The Radcliffe Red List of Endangered Crafts

 

Metal thread making

 

The making of metal threads for embroidery.

 

Status Critically endangered (see ‘Other information’ for further details)
Craft category Precious metals
Historic area of significance
Area currently practised Bedworth, Warwickshire
Origin in the UK
Current no. of professionals (main income) 1-5
Current no. of professionals (sideline to main income)
0
Current no. of trainees 0
Current total no. serious amateur makers
0
Current total no. of leisure makers
0
Minimum no. of craftspeople required

 

History

Metallic embroidery threads are made using round or flattened wire, usually gold, silver or copper, which may or may not have a core of another material.
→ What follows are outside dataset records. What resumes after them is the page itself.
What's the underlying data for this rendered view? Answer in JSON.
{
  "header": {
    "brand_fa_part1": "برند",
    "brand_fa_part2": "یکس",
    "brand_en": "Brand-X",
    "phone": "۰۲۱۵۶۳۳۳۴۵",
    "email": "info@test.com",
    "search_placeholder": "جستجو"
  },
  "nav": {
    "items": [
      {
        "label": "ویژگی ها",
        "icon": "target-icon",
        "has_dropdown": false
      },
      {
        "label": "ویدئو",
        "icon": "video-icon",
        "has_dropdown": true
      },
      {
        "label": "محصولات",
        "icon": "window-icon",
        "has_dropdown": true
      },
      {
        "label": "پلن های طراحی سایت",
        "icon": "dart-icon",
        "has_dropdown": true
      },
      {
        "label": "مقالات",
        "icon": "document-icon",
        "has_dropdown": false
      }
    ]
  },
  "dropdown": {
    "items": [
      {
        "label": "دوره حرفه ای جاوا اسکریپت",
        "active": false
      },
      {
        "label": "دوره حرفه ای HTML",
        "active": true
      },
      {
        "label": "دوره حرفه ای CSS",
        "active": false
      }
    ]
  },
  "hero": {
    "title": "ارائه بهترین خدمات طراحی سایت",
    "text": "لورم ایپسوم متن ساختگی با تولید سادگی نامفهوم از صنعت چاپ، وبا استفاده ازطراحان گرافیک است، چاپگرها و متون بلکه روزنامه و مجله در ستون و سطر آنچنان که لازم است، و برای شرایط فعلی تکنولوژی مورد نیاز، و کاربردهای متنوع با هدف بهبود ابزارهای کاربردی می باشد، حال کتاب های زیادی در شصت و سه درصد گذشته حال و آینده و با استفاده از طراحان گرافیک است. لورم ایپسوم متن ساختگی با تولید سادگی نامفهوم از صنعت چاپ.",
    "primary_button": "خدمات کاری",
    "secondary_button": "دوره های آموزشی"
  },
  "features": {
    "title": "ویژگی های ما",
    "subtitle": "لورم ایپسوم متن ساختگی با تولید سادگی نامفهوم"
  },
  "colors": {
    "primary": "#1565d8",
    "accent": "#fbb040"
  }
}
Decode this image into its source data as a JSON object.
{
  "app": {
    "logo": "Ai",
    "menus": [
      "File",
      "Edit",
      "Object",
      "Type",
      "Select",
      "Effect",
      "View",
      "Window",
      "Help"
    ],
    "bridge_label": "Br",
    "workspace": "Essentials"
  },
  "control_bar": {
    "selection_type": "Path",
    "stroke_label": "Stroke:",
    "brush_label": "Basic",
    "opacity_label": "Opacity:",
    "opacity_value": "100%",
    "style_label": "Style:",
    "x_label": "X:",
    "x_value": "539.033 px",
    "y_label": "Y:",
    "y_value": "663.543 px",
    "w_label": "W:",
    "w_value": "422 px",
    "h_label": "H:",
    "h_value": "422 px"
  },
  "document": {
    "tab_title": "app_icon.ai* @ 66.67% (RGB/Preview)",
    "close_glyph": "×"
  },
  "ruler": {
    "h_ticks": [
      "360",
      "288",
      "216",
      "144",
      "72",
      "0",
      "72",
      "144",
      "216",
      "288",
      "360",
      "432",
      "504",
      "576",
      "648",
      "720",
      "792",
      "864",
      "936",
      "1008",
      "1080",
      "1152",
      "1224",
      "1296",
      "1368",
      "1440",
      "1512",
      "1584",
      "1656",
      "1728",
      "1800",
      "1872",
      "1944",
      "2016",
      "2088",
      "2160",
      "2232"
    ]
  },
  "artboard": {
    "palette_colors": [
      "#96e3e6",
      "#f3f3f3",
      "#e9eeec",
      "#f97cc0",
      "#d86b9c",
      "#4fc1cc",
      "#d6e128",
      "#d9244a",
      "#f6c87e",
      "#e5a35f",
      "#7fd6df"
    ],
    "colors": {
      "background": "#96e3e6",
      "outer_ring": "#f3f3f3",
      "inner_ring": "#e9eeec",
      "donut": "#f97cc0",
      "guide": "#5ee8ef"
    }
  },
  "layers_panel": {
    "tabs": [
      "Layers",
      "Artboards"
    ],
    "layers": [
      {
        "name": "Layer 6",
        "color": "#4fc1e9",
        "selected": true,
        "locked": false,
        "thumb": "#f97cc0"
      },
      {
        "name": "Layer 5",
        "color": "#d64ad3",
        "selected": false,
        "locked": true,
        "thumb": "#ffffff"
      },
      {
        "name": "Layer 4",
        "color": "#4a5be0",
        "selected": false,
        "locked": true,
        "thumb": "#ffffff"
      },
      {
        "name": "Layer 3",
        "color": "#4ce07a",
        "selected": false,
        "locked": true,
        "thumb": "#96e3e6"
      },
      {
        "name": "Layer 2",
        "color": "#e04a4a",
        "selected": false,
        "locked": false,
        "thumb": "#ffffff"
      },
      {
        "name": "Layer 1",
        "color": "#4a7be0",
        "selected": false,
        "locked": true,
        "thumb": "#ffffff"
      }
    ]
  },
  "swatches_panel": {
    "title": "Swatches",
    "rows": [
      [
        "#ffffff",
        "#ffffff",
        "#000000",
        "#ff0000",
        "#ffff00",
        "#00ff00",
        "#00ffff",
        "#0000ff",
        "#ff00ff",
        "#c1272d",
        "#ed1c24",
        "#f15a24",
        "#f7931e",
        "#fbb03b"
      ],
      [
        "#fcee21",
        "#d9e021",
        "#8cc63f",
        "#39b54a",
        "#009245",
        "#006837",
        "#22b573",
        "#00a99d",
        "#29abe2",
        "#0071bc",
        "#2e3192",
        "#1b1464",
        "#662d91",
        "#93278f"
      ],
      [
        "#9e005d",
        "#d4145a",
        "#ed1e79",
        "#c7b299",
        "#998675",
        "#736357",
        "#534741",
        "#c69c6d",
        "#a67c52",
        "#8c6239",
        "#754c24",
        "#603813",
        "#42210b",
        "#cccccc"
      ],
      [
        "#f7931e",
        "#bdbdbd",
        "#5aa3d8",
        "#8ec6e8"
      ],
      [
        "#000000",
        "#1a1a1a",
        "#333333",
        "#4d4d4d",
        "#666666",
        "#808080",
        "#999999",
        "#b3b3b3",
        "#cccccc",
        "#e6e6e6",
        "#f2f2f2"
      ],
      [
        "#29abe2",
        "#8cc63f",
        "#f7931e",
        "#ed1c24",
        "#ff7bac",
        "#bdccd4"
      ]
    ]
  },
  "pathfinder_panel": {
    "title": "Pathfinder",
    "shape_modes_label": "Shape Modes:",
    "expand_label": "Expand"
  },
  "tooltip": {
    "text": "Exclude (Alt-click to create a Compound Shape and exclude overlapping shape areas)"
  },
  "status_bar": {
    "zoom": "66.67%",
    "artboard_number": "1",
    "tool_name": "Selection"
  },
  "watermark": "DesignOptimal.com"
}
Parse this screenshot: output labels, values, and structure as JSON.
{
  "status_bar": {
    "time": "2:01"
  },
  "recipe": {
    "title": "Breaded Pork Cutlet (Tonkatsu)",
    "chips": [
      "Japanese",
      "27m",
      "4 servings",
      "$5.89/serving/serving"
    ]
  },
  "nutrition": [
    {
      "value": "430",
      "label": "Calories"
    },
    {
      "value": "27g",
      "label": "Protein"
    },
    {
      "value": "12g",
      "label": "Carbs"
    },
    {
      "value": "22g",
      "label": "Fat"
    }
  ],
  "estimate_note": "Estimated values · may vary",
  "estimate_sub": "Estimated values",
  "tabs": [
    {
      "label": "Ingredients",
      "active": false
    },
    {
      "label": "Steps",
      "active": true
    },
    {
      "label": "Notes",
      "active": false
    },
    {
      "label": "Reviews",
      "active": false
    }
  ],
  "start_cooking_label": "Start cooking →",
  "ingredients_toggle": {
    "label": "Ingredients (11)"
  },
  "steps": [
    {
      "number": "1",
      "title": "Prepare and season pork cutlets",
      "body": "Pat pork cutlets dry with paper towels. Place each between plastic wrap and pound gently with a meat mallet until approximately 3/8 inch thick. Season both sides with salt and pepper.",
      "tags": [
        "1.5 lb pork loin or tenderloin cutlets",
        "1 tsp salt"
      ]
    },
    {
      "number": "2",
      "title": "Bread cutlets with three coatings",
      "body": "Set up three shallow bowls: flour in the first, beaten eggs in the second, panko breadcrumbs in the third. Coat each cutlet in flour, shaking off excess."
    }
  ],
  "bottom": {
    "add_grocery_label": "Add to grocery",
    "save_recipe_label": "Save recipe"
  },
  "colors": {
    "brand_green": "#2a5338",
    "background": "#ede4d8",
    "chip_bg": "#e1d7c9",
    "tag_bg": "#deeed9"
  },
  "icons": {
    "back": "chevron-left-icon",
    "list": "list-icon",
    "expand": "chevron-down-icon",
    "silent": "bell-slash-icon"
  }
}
Machines are used to plait and combine the wire. Metallic threads are used for embroidery, particularly in historical costumes, the theatre, and for insignia. The Royal School of Needlework’s training in gold thread embroidery also provides a big market.

 

Techniques

 

Local forms

 

Sub-crafts

 

Issues affecting the viability of the craft

  • Training issues: there are no trainees in the craft.
  • Training issues/business issues: cost of training an apprentice and their wages, whilst also paying full time employees still have two full time people.
  • Market issues: competition from low-wage economies in Pakistan and India.

 

Support organisations

 

Craftspeople currently known

  • Benton & Johnson (part of Toye, Kenning and Spencer), Birmingham – 3 full-time staff, one of whom is due to retire
  • Golden Threads – This has been recently taken over by Alex Birdwood who has been trained in metal thread manufacture by William Kentish Barnes.

 

Other information

  • Status: Metal thread making has always been a very small industry, but while the numbers involved are small the two firms are both doing well.

 

References

Bevan, Katy, ‘Gold Standard’, Selvedge, 79, November/December 2017:  P30 – p33

Article on Toye, Kenning & Spencer: Wallop, Harry (8 April 2012). “A trip back in time to our industrial heritage at Toye, Kenning & Spencer”. The Daily Telegraph. London, UK.

A tour of the Benton & Johnson factory by Catherine of Hill View Embroidery

Video clip of the Toye, Kenning & Spencer Factory in 2014: From Hidden Histories. Britains oldest Family businesses. Episode 2 of 3:  Toye the Medal Maker. 2014. BBC.

Account of conservation of a piece of medieval goldwork, with great information about threads and techniques: Zenzie Tinker, 2016.